After almost 80 per cent of employers has admitted to have Googled candidates, it’s becoming increasingly important to have a good online reputation. Futureboard’s staff makes a point out of being Internet savvy: everyone here uses social media to headhunt the best graduates and students in the market.
When it comes to Twitter, Futureboard consultant Megan Nee has a code of good and bad behaviour. She says: “I love it when students and graduates have a good, informative bio, like, ‘Final year Electronical Engineering student, loves Tech’. And it’s great to see that candidates follow a lot of companies and tweet regularly.”
Megan says she expects technology candidates to be very active on social media: “It would make them look quite bad if they were applying for a tech role without having tweeted in two years!”
People who swear and rant on Twitter are on Megan’s social media black book.
Megan adds: “When I see a lot of swear words on a person’s account I imagine they would not be pleasant to work with.”
As for LinkedIn, the Futureboard staff has high expectations from candidates: professional pictures, updated profiles and the like. Megan says: “While on Twitter people don’t expect to be headhunted and considered as job applicant, LinkedIn has a much more professional audience.”
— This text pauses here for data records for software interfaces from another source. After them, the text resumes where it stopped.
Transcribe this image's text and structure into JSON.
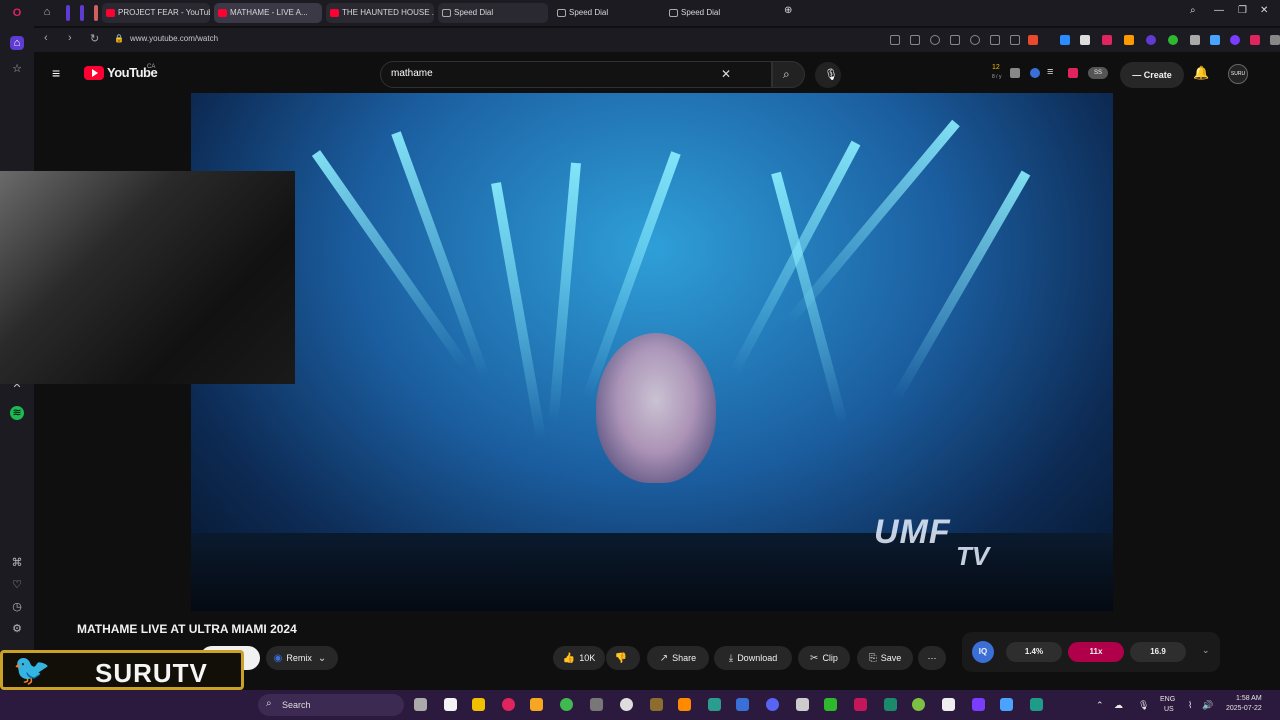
{
  "browser": {
    "tabs": [
      {
        "label": "PROJECT FEAR - YouTube",
        "icon": "youtube-icon"
      },
      {
        "label": "MATHAME - LIVE A...",
        "icon": "youtube-icon"
      },
      {
        "label": "THE HAUNTED HOUSE ...",
        "icon": "youtube-icon"
      },
      {
        "label": "Speed Dial",
        "icon": "speed-dial-icon"
      },
      {
        "label": "Speed Dial",
        "icon": "speed-dial-icon"
      },
      {
        "label": "Speed Dial",
        "icon": "speed-dial-icon"
      }
    ],
    "url": "www.youtube.com/watch"
  },
  "youtube": {
    "logo_text": "YouTube",
    "region": "CA",
    "search_value": "mathame",
    "create_label": "Create",
    "header_badge": "12",
    "header_badge_sub": "8 / y",
    "avatar_text": "SURU"
  },
  "video": {
    "watermark": "UMF",
    "watermark_sub": "TV",
    "title": "MATHAME LIVE AT ULTRA MIAMI 2024"
  },
  "actions": {
    "remix": "Remix",
    "likes": "10K",
    "share": "Share",
    "download": "Download",
    "clip": "Clip",
    "save": "Save",
    "more": "⋯"
  },
  "stats_widget": {
    "logo": "IQ",
    "values": [
      "1.4%",
      "11x",
      "16.9"
    ],
    "colors": [
      "#2e2e2e",
      "#b0004a",
      "#2e2e2e"
    ]
  },
  "overlay": {
    "brand": "SURUTV"
  },
  "taskbar": {
    "search_placeholder": "Search",
    "lang": "ENG",
    "region": "US",
    "time": "1:58 AM",
    "date": "2025-07-22"
  }
}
She adds: “We tell candidates to share on LinkedIn as much information about themselves as they would put on their CV. The first question we ask ourselves when we look for their profile is, ‘Are they taking it professionally?’”
When it comes to Facebook, Megan says for legal reasons companies shouldn’t look up candidates, because from Facebook you can easily find out their sexual preferences, social background and the like. She adds: “However, some companies do sometimes search to see if the candidate fits in with the team.”
As for blogs, Joanne says candidates should follow the same policy as when writing their hobbies on their CVs: “Put links to your blogs and profiles only if you’re happy to talk about them and for them to be seen. They can shine a very good light on you if they’re polished, but if their ethics and image are questionable they can cost you the job.”